The idea was to extend the traditional summer tourism period past the three months of that season.
In 2017, Dunedin City Council agency Enterprise Dunedin launched its own campaign with local tourism operators, Air New Zealand, and TripAdvisor to attract winter visitors.
The Where the Wild Things Are campaign promoted events such as the Wild Dunedin Festival, the Midwinter Carnival, the International Science Festival and Puaka Matariki, and the now cancelled Dunedin Cadbury Chocolate Carnival and Jaffa Race.
Its key aim was to promote Dunedin to the Australian and domestic visitor market as a destination during winter.
The iD decision will add a midwinter event with an international reach, that by its very nature attracts participants from around the world who travel to Dunedin to participate.
On top of that is the media contingent that travels here for the show, and domestic participants and audience members from around New Zealand.
The proposed return of the established designers show to the railway station in February 2021 is also a good move.

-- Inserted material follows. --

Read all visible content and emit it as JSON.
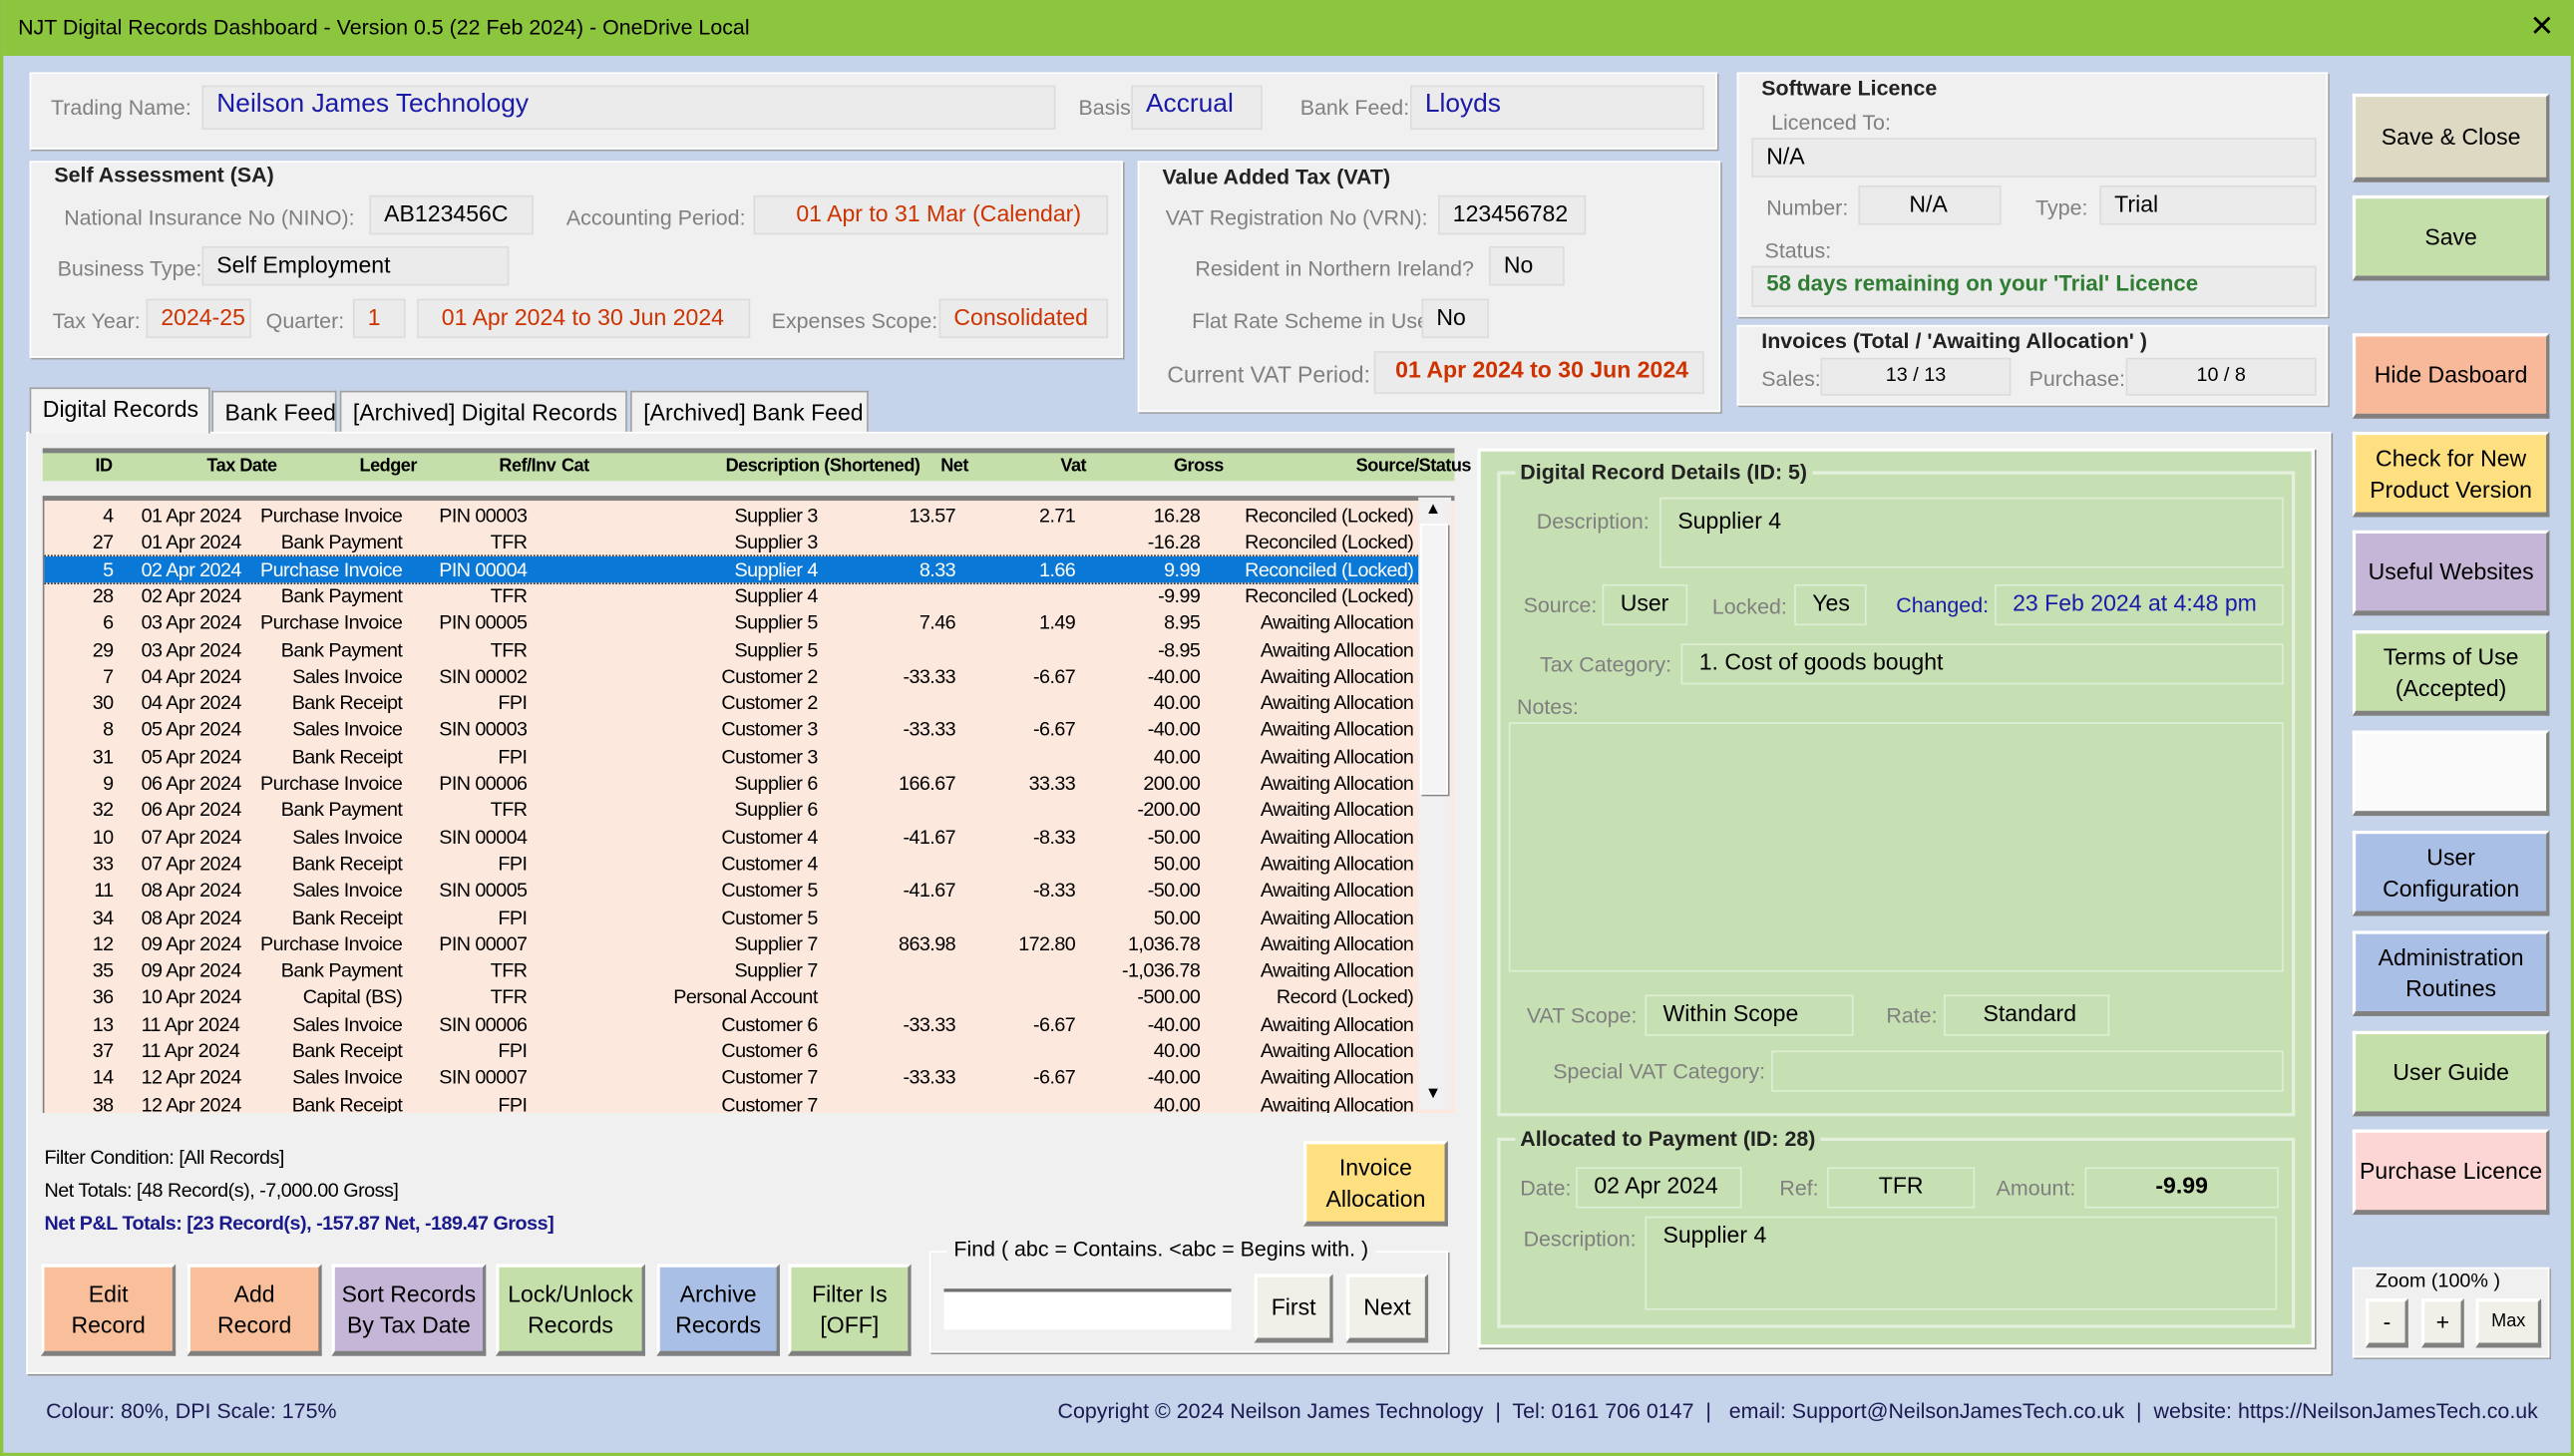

It followed stakeholder feedback to iD organisers that audiences, designers and sponsors loved the railway station as a venue.
No member of the audience is more than a few metres from the runway at the railway station, something that could not be said of the merged show at the Regent Theatre this year, where for many, the fashions were further away.
The change will also help some who struggle to afford tickets to both events in the same week.
The iD shows are an essential part of helping make Dunedin New Zealand's coolest city, and with the changes that have been planned, that will only continue into the future.
And the news last week from iD Dunedin Fashion Week committee co-chairwoman Sally Peart that the organisation was in ``a really good space'' financially should only help.